If, like most foodies, you read a lot about celebrity chef Ferran Adrià but never had a chance to dine at elBulli restaurant in Spain, the Museum of Science is about to offer you a valuable substitute course. A new temporary exhibit, “Innovation in the Art of Food: Chef Ferran Adrià,” opens Feb. 15.
Why a science museum? Because for the last quarter century, Adrià managed to transform the concept of high-end dining by blending the culinary arts with chemistry. Culinary foam rode a wave onto American menus in the early 2000s. Adrià pioneered that technique, taking intensely flavored, stabilized liquids and aerating them into cloud-like accents. That was just one innovation that allowed him to deconstruct and reinvent dishes using different ingredients, tastes, textures, and sci-fi equipment. It came to be known as molecular gastronomy, a term the museum does not use, and that Adria has been quoted as saying he dislikes. Today it is known as modernist cuisine or deconstructionist cuisine.

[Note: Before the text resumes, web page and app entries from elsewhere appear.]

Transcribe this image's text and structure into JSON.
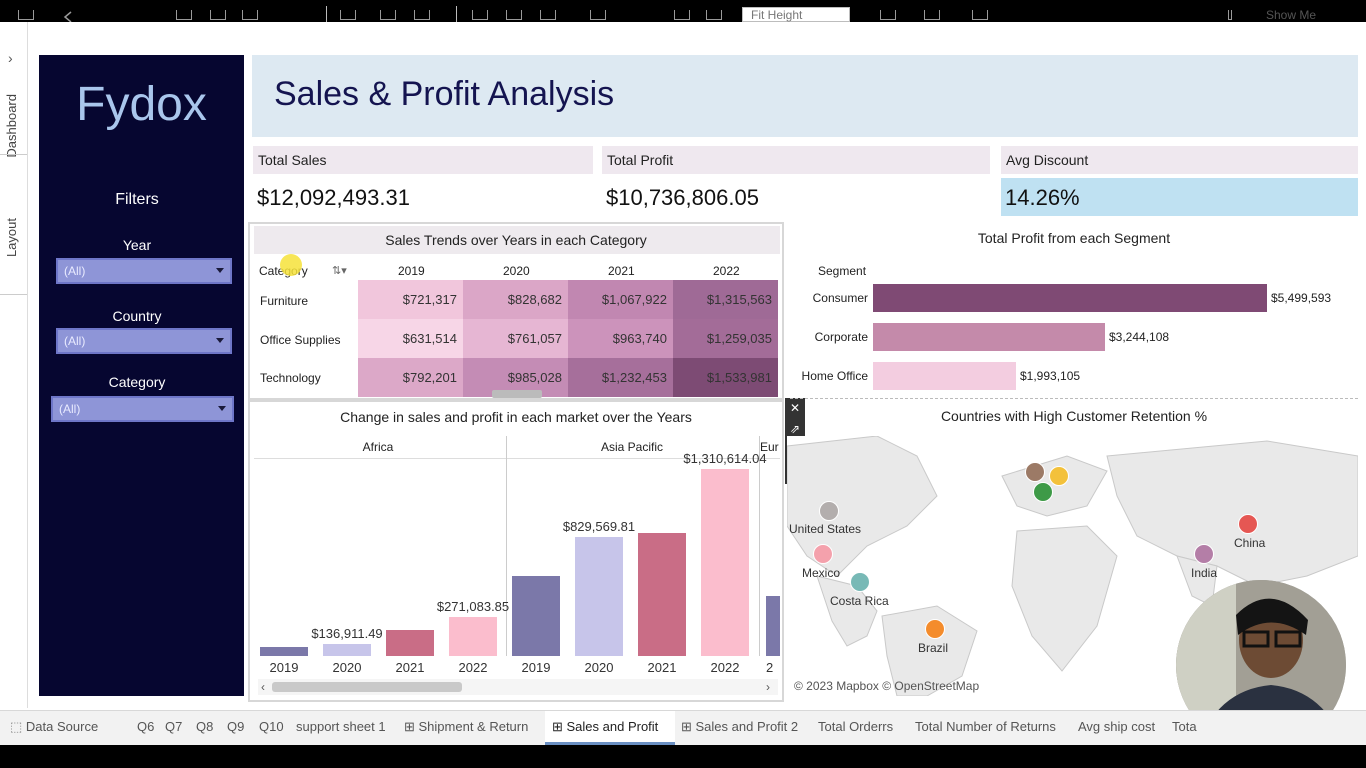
{
  "toolbar": {
    "fit_label": "Fit Height",
    "show_me_label": "Show Me"
  },
  "side_tabs": [
    "Dashboard",
    "Layout"
  ],
  "sidebar": {
    "brand": "Fydox",
    "filters_title": "Filters",
    "filters": [
      {
        "label": "Year",
        "value": "(All)"
      },
      {
        "label": "Country",
        "value": "(All)"
      },
      {
        "label": "Category",
        "value": "(All)"
      }
    ]
  },
  "header": {
    "title": "Sales & Profit Analysis"
  },
  "kpis": [
    {
      "label": "Total Sales",
      "value": "$12,092,493.31"
    },
    {
      "label": "Total Profit",
      "value": "$10,736,806.05"
    },
    {
      "label": "Avg Discount",
      "value": "14.26%"
    }
  ],
  "heatmap": {
    "title": "Sales Trends over Years in each Category",
    "category_header": "Category",
    "years": [
      "2019",
      "2020",
      "2021",
      "2022"
    ],
    "rows": [
      {
        "label": "Furniture",
        "values": [
          "$721,317",
          "$828,682",
          "$1,067,922",
          "$1,315,563"
        ]
      },
      {
        "label": "Office Supplies",
        "values": [
          "$631,514",
          "$761,057",
          "$963,740",
          "$1,259,035"
        ]
      },
      {
        "label": "Technology",
        "values": [
          "$792,201",
          "$985,028",
          "$1,232,453",
          "$1,533,981"
        ]
      }
    ],
    "colors": [
      [
        "#f1c6dc",
        "#dba6c7",
        "#c187b1",
        "#9f6a96"
      ],
      [
        "#f7d6e7",
        "#e6b6d3",
        "#cc93bb",
        "#a36c98"
      ],
      [
        "#dca8c8",
        "#c48cb5",
        "#a66f9b",
        "#7d4b74"
      ]
    ]
  },
  "segment_chart": {
    "title": "Total Profit from each Segment",
    "axis_label": "Segment",
    "bars": [
      {
        "label": "Consumer",
        "value": 5499593,
        "display": "$5,499,593",
        "color": "#7f4a74"
      },
      {
        "label": "Corporate",
        "value": 3244108,
        "display": "$3,244,108",
        "color": "#c48aaa"
      },
      {
        "label": "Home Office",
        "value": 1993105,
        "display": "$1,993,105",
        "color": "#f3cde0"
      }
    ],
    "max": 5499593
  },
  "chart_data": {
    "type": "bar",
    "title": "Change in sales and profit in each  market over the Years",
    "panels": [
      "Africa",
      "Asia Pacific",
      "Eur"
    ],
    "categories": [
      "2019",
      "2020",
      "2021",
      "2022"
    ],
    "series": [
      {
        "values": [
          60000,
          85000,
          180000,
          271083.85
        ]
      },
      {
        "values": [
          560000,
          829569.81,
          860000,
          1310614.04
        ]
      },
      {
        "values": [
          420000
        ]
      }
    ],
    "data_labels": {
      "Africa": {
        "2020": "$136,911.49",
        "2022": "$271,083.85"
      },
      "Asia Pacific": {
        "2020": "$829,569.81",
        "2022": "$1,310,614.04"
      }
    },
    "year_colors": [
      "#7b78a9",
      "#c7c5ea",
      "#c96d86",
      "#fbbdcd"
    ],
    "ylim": [
      0,
      1400000
    ]
  },
  "map": {
    "title": "Countries with High Customer Retention %",
    "attribution": "© 2023 Mapbox © OpenStreetMap",
    "points": [
      {
        "label": "United States",
        "color": "#b3aead"
      },
      {
        "label": "Mexico",
        "color": "#f4a1ac"
      },
      {
        "label": "Costa Rica",
        "color": "#78b9b6"
      },
      {
        "label": "Brazil",
        "color": "#f48c2c"
      },
      {
        "label": "China",
        "color": "#e55753"
      },
      {
        "label": "India",
        "color": "#b47ea7"
      },
      {
        "label": "",
        "color": "#9c7a66"
      },
      {
        "label": "",
        "color": "#f3c13b"
      },
      {
        "label": "",
        "color": "#3e9a47"
      }
    ]
  },
  "tabs": [
    "Data Source",
    "Q6",
    "Q7",
    "Q8",
    "Q9",
    "Q10",
    "support sheet 1",
    "Shipment & Return",
    "Sales and Profit",
    "Sales and Profit 2",
    "Total Orderrs",
    "Total Number of Returns",
    "Avg ship cost",
    "Tota"
  ],
  "active_tab": "Sales and Profit"
}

Adrià’s guiding principle was “stop imitating and start creating,” and in the exhibit that spirit is in full throttle. Every display case, video, sketch, and journal celebrates the Spanish chef’s creativity. There’s even an original orchestral composition inspired by his food. “I’m a cook and what I do is talk to different disciplines,” Adrià writes in an e-mail. “In this case, thanks to science, we know much more about how things work in the kitchen, both chemically and physically.”

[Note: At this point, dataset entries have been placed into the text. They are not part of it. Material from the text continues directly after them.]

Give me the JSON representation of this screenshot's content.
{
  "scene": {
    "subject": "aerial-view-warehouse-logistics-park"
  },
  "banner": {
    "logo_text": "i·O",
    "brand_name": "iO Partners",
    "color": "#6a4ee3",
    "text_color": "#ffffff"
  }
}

Audio and video at the entrance transport visitors to Spain’s Costa Brava, where elBulli operated until Adrià shuttered it in 2011. Next, just past a bronze bulldog (el bulli), two tables await. They are each set virtually with a video image of a 37-course meal projected directly onto the surface. Meals at elBulli often ran four hours, but this one is a mere 80 minutes. Overhead, a waiter announces the dishes, and unseen diners savor the meal, only their hands visible. While hearing the words “Noisette (hazelnut) butter soup with rabbit brains” and watching the food disappear, couldn’t duplicate the experience of actually tasting that dish at elBulli, it’s rewarding in its own way.

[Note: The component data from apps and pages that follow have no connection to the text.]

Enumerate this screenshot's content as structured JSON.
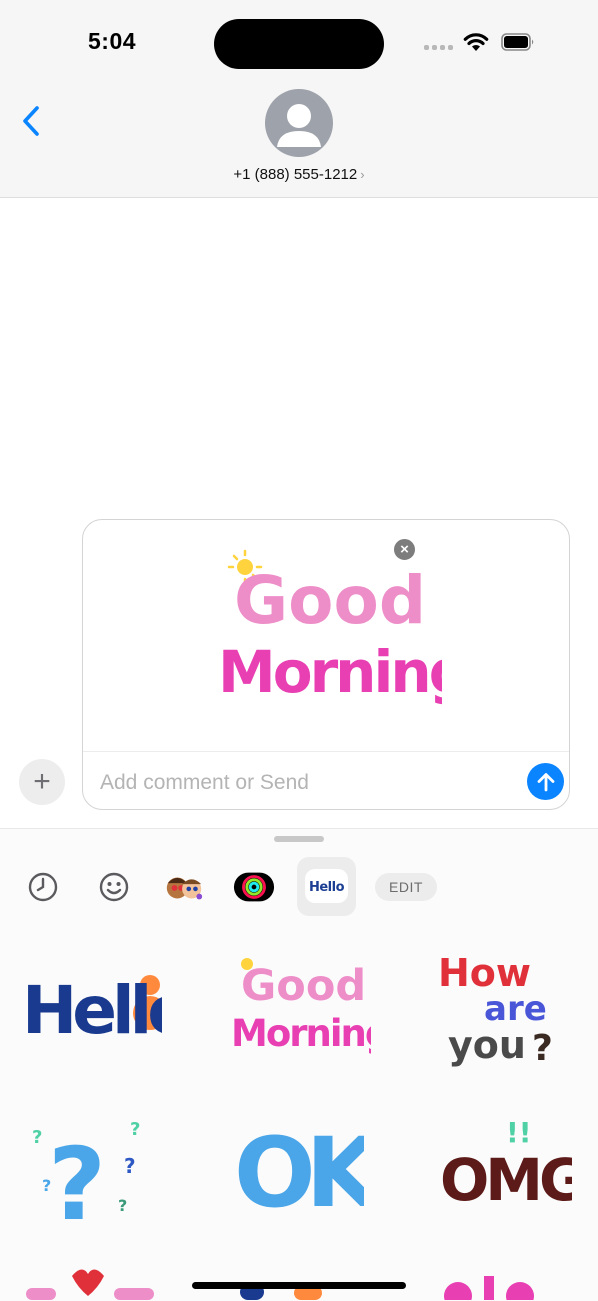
{
  "status_bar": {
    "time": "5:04",
    "icons": [
      "cellular-signal-icon",
      "wifi-icon",
      "battery-icon"
    ]
  },
  "header": {
    "back_icon": "chevron-left-icon",
    "contact": "+1 (888) 555-1212",
    "contact_chevron": "›",
    "avatar_icon": "person-icon"
  },
  "compose": {
    "attached_sticker": {
      "name": "good-morning-sticker",
      "lines": [
        "Good",
        "Morning"
      ]
    },
    "remove_icon": "×",
    "placeholder": "Add comment or Send",
    "value": "",
    "plus_label": "+",
    "send_icon": "arrow-up-icon"
  },
  "drawer": {
    "tabs": [
      {
        "name": "recents",
        "icon": "clock-icon"
      },
      {
        "name": "emoji",
        "icon": "smiley-icon"
      },
      {
        "name": "memoji",
        "icon": "memoji-icon"
      },
      {
        "name": "activity",
        "icon": "activity-rings-icon"
      },
      {
        "name": "hello-pack",
        "label": "Hello",
        "selected": true
      }
    ],
    "edit_label": "EDIT",
    "stickers": [
      {
        "lines": [
          "Hello"
        ]
      },
      {
        "lines": [
          "Good",
          "Morning"
        ]
      },
      {
        "lines": [
          "How",
          "are",
          "you",
          "?"
        ]
      },
      {
        "lines": [
          "?"
        ]
      },
      {
        "lines": [
          "OK"
        ]
      },
      {
        "lines": [
          "!!",
          "OMG"
        ]
      }
    ],
    "partial_row": [
      "miss-sticker",
      "cut-off-sticker",
      "dad-sticker"
    ]
  },
  "colors": {
    "accent": "#0a84ff",
    "bar_background": "#f6f6f6",
    "drawer_background": "#fbfbfb"
  }
}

Nearby, the chef speaks via a large video screen. An enormous light box featuring nearly 2,000 photos documents each dish elBulli created in 25 years. Also on display are some plastic food models and sketches he made.
Housed in glass cases are restaurant artifacts like cutting-edge dishware, a liquid nitrogen vessel, siphons, a Pacojet, and a dehydrator. One of the most informative displays is the Evolutionary Map, a backward-looking timeline that begins in 2011 when elBulli restaurant transitioned to the elBulli Foundation, a global gastronomic think-tank and laboratory. The timeline is complemented with video clips, a description of the organization, and its philosophy, products, and technology that influenced that year. The exhibit coincides with next month’s release of Adrià’s seven-volume catalog of recipes, “elBulli 2005-2011.” The cost will be $625.
Some Americans will get to know Adrià as more than just the father of foam. At the very least, after viewing the exhibit, they’ll know he became enough of a pop-culture reference to make it on to “The Simpsons.”